**Activity:**
Although the records contain pictures, only their text should be reproduced, exactly as written.

Items from an interface collection:
● ● ● ● ● ● ●
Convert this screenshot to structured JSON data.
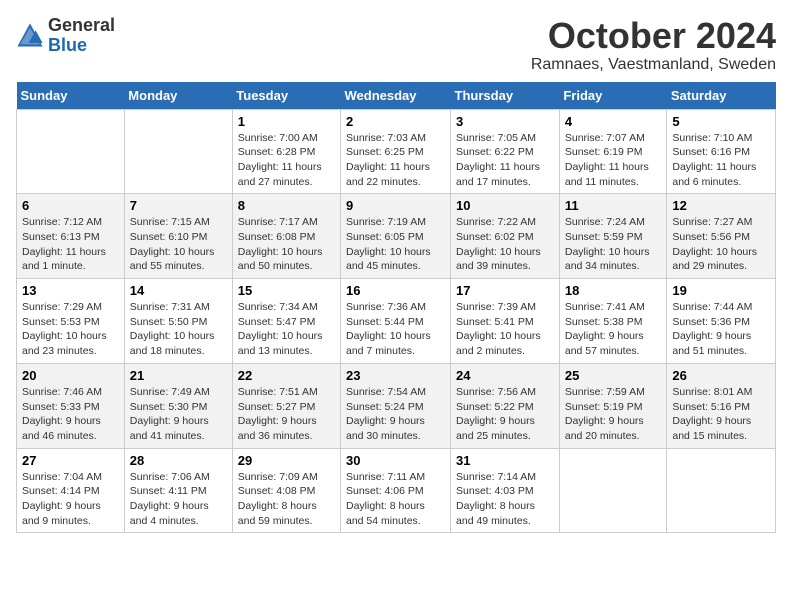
{
  "logo": {
    "general": "General",
    "blue": "Blue"
  },
  "title": "October 2024",
  "subtitle": "Ramnaes, Vaestmanland, Sweden",
  "days_of_week": [
    "Sunday",
    "Monday",
    "Tuesday",
    "Wednesday",
    "Thursday",
    "Friday",
    "Saturday"
  ],
  "weeks": [
    [
      {
        "day": "",
        "info": ""
      },
      {
        "day": "",
        "info": ""
      },
      {
        "day": "1",
        "info": "Sunrise: 7:00 AM\nSunset: 6:28 PM\nDaylight: 11 hours and 27 minutes."
      },
      {
        "day": "2",
        "info": "Sunrise: 7:03 AM\nSunset: 6:25 PM\nDaylight: 11 hours and 22 minutes."
      },
      {
        "day": "3",
        "info": "Sunrise: 7:05 AM\nSunset: 6:22 PM\nDaylight: 11 hours and 17 minutes."
      },
      {
        "day": "4",
        "info": "Sunrise: 7:07 AM\nSunset: 6:19 PM\nDaylight: 11 hours and 11 minutes."
      },
      {
        "day": "5",
        "info": "Sunrise: 7:10 AM\nSunset: 6:16 PM\nDaylight: 11 hours and 6 minutes."
      }
    ],
    [
      {
        "day": "6",
        "info": "Sunrise: 7:12 AM\nSunset: 6:13 PM\nDaylight: 11 hours and 1 minute."
      },
      {
        "day": "7",
        "info": "Sunrise: 7:15 AM\nSunset: 6:10 PM\nDaylight: 10 hours and 55 minutes."
      },
      {
        "day": "8",
        "info": "Sunrise: 7:17 AM\nSunset: 6:08 PM\nDaylight: 10 hours and 50 minutes."
      },
      {
        "day": "9",
        "info": "Sunrise: 7:19 AM\nSunset: 6:05 PM\nDaylight: 10 hours and 45 minutes."
      },
      {
        "day": "10",
        "info": "Sunrise: 7:22 AM\nSunset: 6:02 PM\nDaylight: 10 hours and 39 minutes."
      },
      {
        "day": "11",
        "info": "Sunrise: 7:24 AM\nSunset: 5:59 PM\nDaylight: 10 hours and 34 minutes."
      },
      {
        "day": "12",
        "info": "Sunrise: 7:27 AM\nSunset: 5:56 PM\nDaylight: 10 hours and 29 minutes."
      }
    ],
    [
      {
        "day": "13",
        "info": "Sunrise: 7:29 AM\nSunset: 5:53 PM\nDaylight: 10 hours and 23 minutes."
      },
      {
        "day": "14",
        "info": "Sunrise: 7:31 AM\nSunset: 5:50 PM\nDaylight: 10 hours and 18 minutes."
      },
      {
        "day": "15",
        "info": "Sunrise: 7:34 AM\nSunset: 5:47 PM\nDaylight: 10 hours and 13 minutes."
      },
      {
        "day": "16",
        "info": "Sunrise: 7:36 AM\nSunset: 5:44 PM\nDaylight: 10 hours and 7 minutes."
      },
      {
        "day": "17",
        "info": "Sunrise: 7:39 AM\nSunset: 5:41 PM\nDaylight: 10 hours and 2 minutes."
      },
      {
        "day": "18",
        "info": "Sunrise: 7:41 AM\nSunset: 5:38 PM\nDaylight: 9 hours and 57 minutes."
      },
      {
        "day": "19",
        "info": "Sunrise: 7:44 AM\nSunset: 5:36 PM\nDaylight: 9 hours and 51 minutes."
      }
    ],
    [
      {
        "day": "20",
        "info": "Sunrise: 7:46 AM\nSunset: 5:33 PM\nDaylight: 9 hours and 46 minutes."
      },
      {
        "day": "21",
        "info": "Sunrise: 7:49 AM\nSunset: 5:30 PM\nDaylight: 9 hours and 41 minutes."
      },
      {
        "day": "22",
        "info": "Sunrise: 7:51 AM\nSunset: 5:27 PM\nDaylight: 9 hours and 36 minutes."
      },
      {
        "day": "23",
        "info": "Sunrise: 7:54 AM\nSunset: 5:24 PM\nDaylight: 9 hours and 30 minutes."
      },
      {
        "day": "24",
        "info": "Sunrise: 7:56 AM\nSunset: 5:22 PM\nDaylight: 9 hours and 25 minutes."
      },
      {
        "day": "25",
        "info": "Sunrise: 7:59 AM\nSunset: 5:19 PM\nDaylight: 9 hours and 20 minutes."
      },
      {
        "day": "26",
        "info": "Sunrise: 8:01 AM\nSunset: 5:16 PM\nDaylight: 9 hours and 15 minutes."
      }
    ],
    [
      {
        "day": "27",
        "info": "Sunrise: 7:04 AM\nSunset: 4:14 PM\nDaylight: 9 hours and 9 minutes."
      },
      {
        "day": "28",
        "info": "Sunrise: 7:06 AM\nSunset: 4:11 PM\nDaylight: 9 hours and 4 minutes."
      },
      {
        "day": "29",
        "info": "Sunrise: 7:09 AM\nSunset: 4:08 PM\nDaylight: 8 hours and 59 minutes."
      },
      {
        "day": "30",
        "info": "Sunrise: 7:11 AM\nSunset: 4:06 PM\nDaylight: 8 hours and 54 minutes."
      },
      {
        "day": "31",
        "info": "Sunrise: 7:14 AM\nSunset: 4:03 PM\nDaylight: 8 hours and 49 minutes."
      },
      {
        "day": "",
        "info": ""
      },
      {
        "day": "",
        "info": ""
      }
    ]
  ]
}
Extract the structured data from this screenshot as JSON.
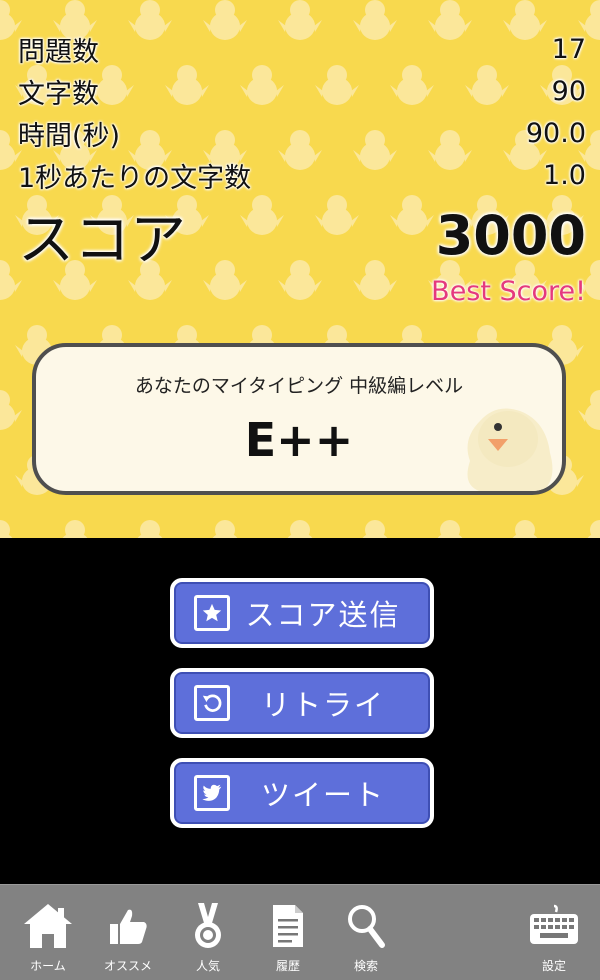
{
  "stats": [
    {
      "label": "問題数",
      "value": "17"
    },
    {
      "label": "文字数",
      "value": "90"
    },
    {
      "label": "時間(秒)",
      "value": "90.0"
    },
    {
      "label": "1秒あたりの文字数",
      "value": "1.0"
    }
  ],
  "score": {
    "label": "スコア",
    "value": "3000"
  },
  "best_score": "Best Score!",
  "level": {
    "caption": "あなたのマイタイピング 中級編レベル",
    "value": "E++"
  },
  "buttons": {
    "send_score": "スコア送信",
    "retry": "リトライ",
    "tweet": "ツイート"
  },
  "tabs": [
    "ホーム",
    "オススメ",
    "人気",
    "履歴",
    "検索",
    "設定"
  ],
  "colors": {
    "background": "#f8d94e",
    "button": "#5e6fda",
    "best_score": "#e5397d",
    "tabbar": "#828282"
  }
}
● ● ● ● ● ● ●
**Output:**
Convert this screenshot to structured JSON data.
{
  "logo": {
    "general": "General",
    "blue": "Blue"
  },
  "title": "October 2024",
  "subtitle": "Ramnaes, Vaestmanland, Sweden",
  "days_of_week": [
    "Sunday",
    "Monday",
    "Tuesday",
    "Wednesday",
    "Thursday",
    "Friday",
    "Saturday"
  ],
  "weeks": [
    [
      {
        "day": "",
        "info": ""
      },
      {
        "day": "",
        "info": ""
      },
      {
        "day": "1",
        "info": "Sunrise: 7:00 AM\nSunset: 6:28 PM\nDaylight: 11 hours and 27 minutes."
      },
      {
        "day": "2",
        "info": "Sunrise: 7:03 AM\nSunset: 6:25 PM\nDaylight: 11 hours and 22 minutes."
      },
      {
        "day": "3",
        "info": "Sunrise: 7:05 AM\nSunset: 6:22 PM\nDaylight: 11 hours and 17 minutes."
      },
      {
        "day": "4",
        "info": "Sunrise: 7:07 AM\nSunset: 6:19 PM\nDaylight: 11 hours and 11 minutes."
      },
      {
        "day": "5",
        "info": "Sunrise: 7:10 AM\nSunset: 6:16 PM\nDaylight: 11 hours and 6 minutes."
      }
    ],
    [
      {
        "day": "6",
        "info": "Sunrise: 7:12 AM\nSunset: 6:13 PM\nDaylight: 11 hours and 1 minute."
      },
      {
        "day": "7",
        "info": "Sunrise: 7:15 AM\nSunset: 6:10 PM\nDaylight: 10 hours and 55 minutes."
      },
      {
        "day": "8",
        "info": "Sunrise: 7:17 AM\nSunset: 6:08 PM\nDaylight: 10 hours and 50 minutes."
      },
      {
        "day": "9",
        "info": "Sunrise: 7:19 AM\nSunset: 6:05 PM\nDaylight: 10 hours and 45 minutes."
      },
      {
        "day": "10",
        "info": "Sunrise: 7:22 AM\nSunset: 6:02 PM\nDaylight: 10 hours and 39 minutes."
      },
      {
        "day": "11",
        "info": "Sunrise: 7:24 AM\nSunset: 5:59 PM\nDaylight: 10 hours and 34 minutes."
      },
      {
        "day": "12",
        "info": "Sunrise: 7:27 AM\nSunset: 5:56 PM\nDaylight: 10 hours and 29 minutes."
      }
    ],
    [
      {
        "day": "13",
        "info": "Sunrise: 7:29 AM\nSunset: 5:53 PM\nDaylight: 10 hours and 23 minutes."
      },
      {
        "day": "14",
        "info": "Sunrise: 7:31 AM\nSunset: 5:50 PM\nDaylight: 10 hours and 18 minutes."
      },
      {
        "day": "15",
        "info": "Sunrise: 7:34 AM\nSunset: 5:47 PM\nDaylight: 10 hours and 13 minutes."
      },
      {
        "day": "16",
        "info": "Sunrise: 7:36 AM\nSunset: 5:44 PM\nDaylight: 10 hours and 7 minutes."
      },
      {
        "day": "17",
        "info": "Sunrise: 7:39 AM\nSunset: 5:41 PM\nDaylight: 10 hours and 2 minutes."
      },
      {
        "day": "18",
        "info": "Sunrise: 7:41 AM\nSunset: 5:38 PM\nDaylight: 9 hours and 57 minutes."
      },
      {
        "day": "19",
        "info": "Sunrise: 7:44 AM\nSunset: 5:36 PM\nDaylight: 9 hours and 51 minutes."
      }
    ],
    [
      {
        "day": "20",
        "info": "Sunrise: 7:46 AM\nSunset: 5:33 PM\nDaylight: 9 hours and 46 minutes."
      },
      {
        "day": "21",
        "info": "Sunrise: 7:49 AM\nSunset: 5:30 PM\nDaylight: 9 hours and 41 minutes."
      },
      {
        "day": "22",
        "info": "Sunrise: 7:51 AM\nSunset: 5:27 PM\nDaylight: 9 hours and 36 minutes."
      },
      {
        "day": "23",
        "info": "Sunrise: 7:54 AM\nSunset: 5:24 PM\nDaylight: 9 hours and 30 minutes."
      },
      {
        "day": "24",
        "info": "Sunrise: 7:56 AM\nSunset: 5:22 PM\nDaylight: 9 hours and 25 minutes."
      },
      {
        "day": "25",
        "info": "Sunrise: 7:59 AM\nSunset: 5:19 PM\nDaylight: 9 hours and 20 minutes."
      },
      {
        "day": "26",
        "info": "Sunrise: 8:01 AM\nSunset: 5:16 PM\nDaylight: 9 hours and 15 minutes."
      }
    ],
    [
      {
        "day": "27",
        "info": "Sunrise: 7:04 AM\nSunset: 4:14 PM\nDaylight: 9 hours and 9 minutes."
      },
      {
        "day": "28",
        "info": "Sunrise: 7:06 AM\nSunset: 4:11 PM\nDaylight: 9 hours and 4 minutes."
      },
      {
        "day": "29",
        "info": "Sunrise: 7:09 AM\nSunset: 4:08 PM\nDaylight: 8 hours and 59 minutes."
      },
      {
        "day": "30",
        "info": "Sunrise: 7:11 AM\nSunset: 4:06 PM\nDaylight: 8 hours and 54 minutes."
      },
      {
        "day": "31",
        "info": "Sunrise: 7:14 AM\nSunset: 4:03 PM\nDaylight: 8 hours and 49 minutes."
      },
      {
        "day": "",
        "info": ""
      },
      {
        "day": "",
        "info": ""
      }
    ]
  ]
}
Extract the structured data from this screenshot as JSON.
{
  "stats": [
    {
      "label": "問題数",
      "value": "17"
    },
    {
      "label": "文字数",
      "value": "90"
    },
    {
      "label": "時間(秒)",
      "value": "90.0"
    },
    {
      "label": "1秒あたりの文字数",
      "value": "1.0"
    }
  ],
  "score": {
    "label": "スコア",
    "value": "3000"
  },
  "best_score": "Best Score!",
  "level": {
    "caption": "あなたのマイタイピング 中級編レベル",
    "value": "E++"
  },
  "buttons": {
    "send_score": "スコア送信",
    "retry": "リトライ",
    "tweet": "ツイート"
  },
  "tabs": [
    "ホーム",
    "オススメ",
    "人気",
    "履歴",
    "検索",
    "設定"
  ],
  "colors": {
    "background": "#f8d94e",
    "button": "#5e6fda",
    "best_score": "#e5397d",
    "tabbar": "#828282"
  }
}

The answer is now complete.